Professor of Epidemiology, George Warren Brown School of Social Work and Siteman Cancer Center; Professor, Division of Public Health Sciences
- Email: firstname.lastname@example.org
Associate Professor, Obstetrics and Gynecology; Chief, Division of Clinical Research
Dr. Ebony Boyce Carter is an associate professor at Washington University School of Medicine and practices maternal fetal medicine in the Department of Obstetrics and Gynecology. Her research focuses on 1) Evidence-based methods to optimize management of medical complications in pregnancy, and 2) Translating knowledge of adverse pregnancy outcomes into risk-reduction strategies for future cardiovascular disease. She uses community-based participatory research methods to study innovative health care delivery strategies for disadvantaged women. She is conducting a randomized trial to determine whether women with diabetes who participate in group prenatal care have improved pregnancy outcomes compared to those who receive individual prenatal care.
Assistant Professor, Orthopaedic Surgery
- Phone: 314-514-3500
Dr. Cheng specializes in the evaluation and nonoperative management of all musculoskeletal injuries and conditions, with an emphasis in treating young adult hip problems and sports-related injuries.
Associate Professor, Orthopaedic Surgery
- Phone: (314) 514-3500
Dr. Dy has clinical interests in brachial plexus injury, peripheral nerve surgery (including nerve injuries of the upper and lower limb), wide-awake hand surgery, compression neuropathy, nerve grafting, nerve transfer, nerve repair, nerve decompression, carpal tunnel release, cubital tunnel release, neurogenic thoracic outlet syndrome, tarsal tunnel syndrome, hand fractures, wrist fractures, distal radius fractures and hand surgery.
Associate Professor of Medicine
Dr. Herrick’s current research interests are in diabetes and obesity prevention, environmental and socioeconomic determinants of health, and improving healthcare systems and transitions of care, particularly for patients with low socioeconomic status. Specifically, she is focusing on the transition of care after pregnancy for low income women with gestational diabetes.
Professor of Pediatrics, Hematology and Oncology, Medicine, Occupational Therapy, and Surgery
- Email: email@example.com
Dr. King's primary interests are pediatric hematology and oncology, particularly the treatment of children with sickle cell disease and central nervous system tumors. She also studies the late effects of treatment and issues of survivorship.

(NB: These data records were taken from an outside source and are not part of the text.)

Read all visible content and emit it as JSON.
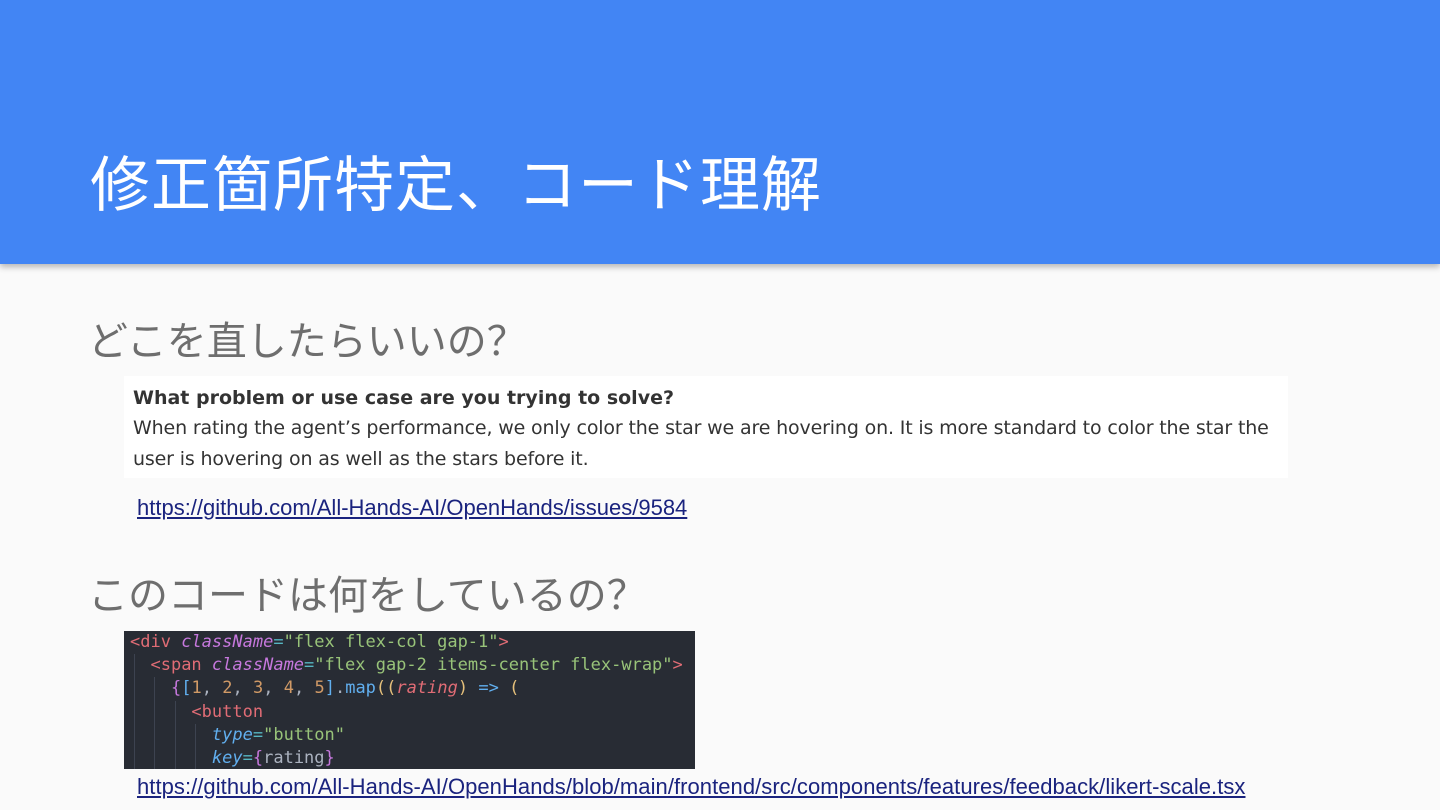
{
  "slide": {
    "title": "修正箇所特定、コード理解",
    "sections": [
      {
        "heading": "どこを直したらいいの？",
        "issue": {
          "question": "What problem or use case are you trying to solve?",
          "answer_line1": "When rating the agent’s performance, we only color the star we are hovering on. It is more standard to color the star the",
          "answer_line2": "user is hovering on as well as the stars before it."
        },
        "link": "https://github.com/All-Hands-AI/OpenHands/issues/9584"
      },
      {
        "heading": "このコードは何をしているの？",
        "code_lines": [
          "<div className=\"flex flex-col gap-1\">",
          "  <span className=\"flex gap-2 items-center flex-wrap\">",
          "    {[1, 2, 3, 4, 5].map((rating) => (",
          "      <button",
          "        type=\"button\"",
          "        key={rating}"
        ],
        "link": "https://github.com/All-Hands-AI/OpenHands/blob/main/frontend/src/components/features/feedback/likert-scale.tsx"
      }
    ]
  },
  "colors": {
    "header_bg": "#4285f4",
    "slide_bg": "#fafafa",
    "heading_text": "#6e6e6e",
    "link": "#1a237e",
    "code_bg": "#282c34"
  }
}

Professor of Medicine
Dr. Olsen’s background is in clinical microbiology, epidemiology and biostatistics. Her primary appointment is in the Division of Infectious Diseases. Dr. Olsen’s primary interests include the epidemiology of hospital-acquired infections, particularly surgical site infections after breast cancer and spine surgery. More recently, she has become interested in using large administrative and claims datasets to study infectious and noninfectious complications of surgical procedures. Dr. Olsen is also working to develop algorithms for researchers using these data to study complications after events (such as surgical procedures).
Professor of Medicine and Surgery, Division of Gastroenterology, Department of Medicine
- Phone: (314) 362-5952
Dr. Wang has longstanding clinical and research interests in screening for gastrointestinal cancer. As a practicing gastroenterologist, she has personally performed more than 1,000 colonoscopies and is intimately familiar with the complex process faced by patients referred for colorectal cancer screening. She is currently involved in research on early detection of esophageal cancer as well as colorectal cancer screening through the Siteman Cancer Center’s Program for the Elimination of Cancer Disparities.
Assistant Professor, Orthopaedic Surgery and Department of Surgery, Division of Public Health Sciences
Dr. Yanik joined the Washington University faculty in September 2016. Given her background in public health, Dr. Yanik has particular interest in research identifying opportunities for prevention of musculoskeletal disease. Her current research focuses on understanding risk factors for the development of rotator cuff disease, including the contributions of genetic and occupational risk. She also collaborates broadly across the Department of Orthopaedic Surgery to support clinical research efforts by providing expertise on study design, measurement, and statistical analyses.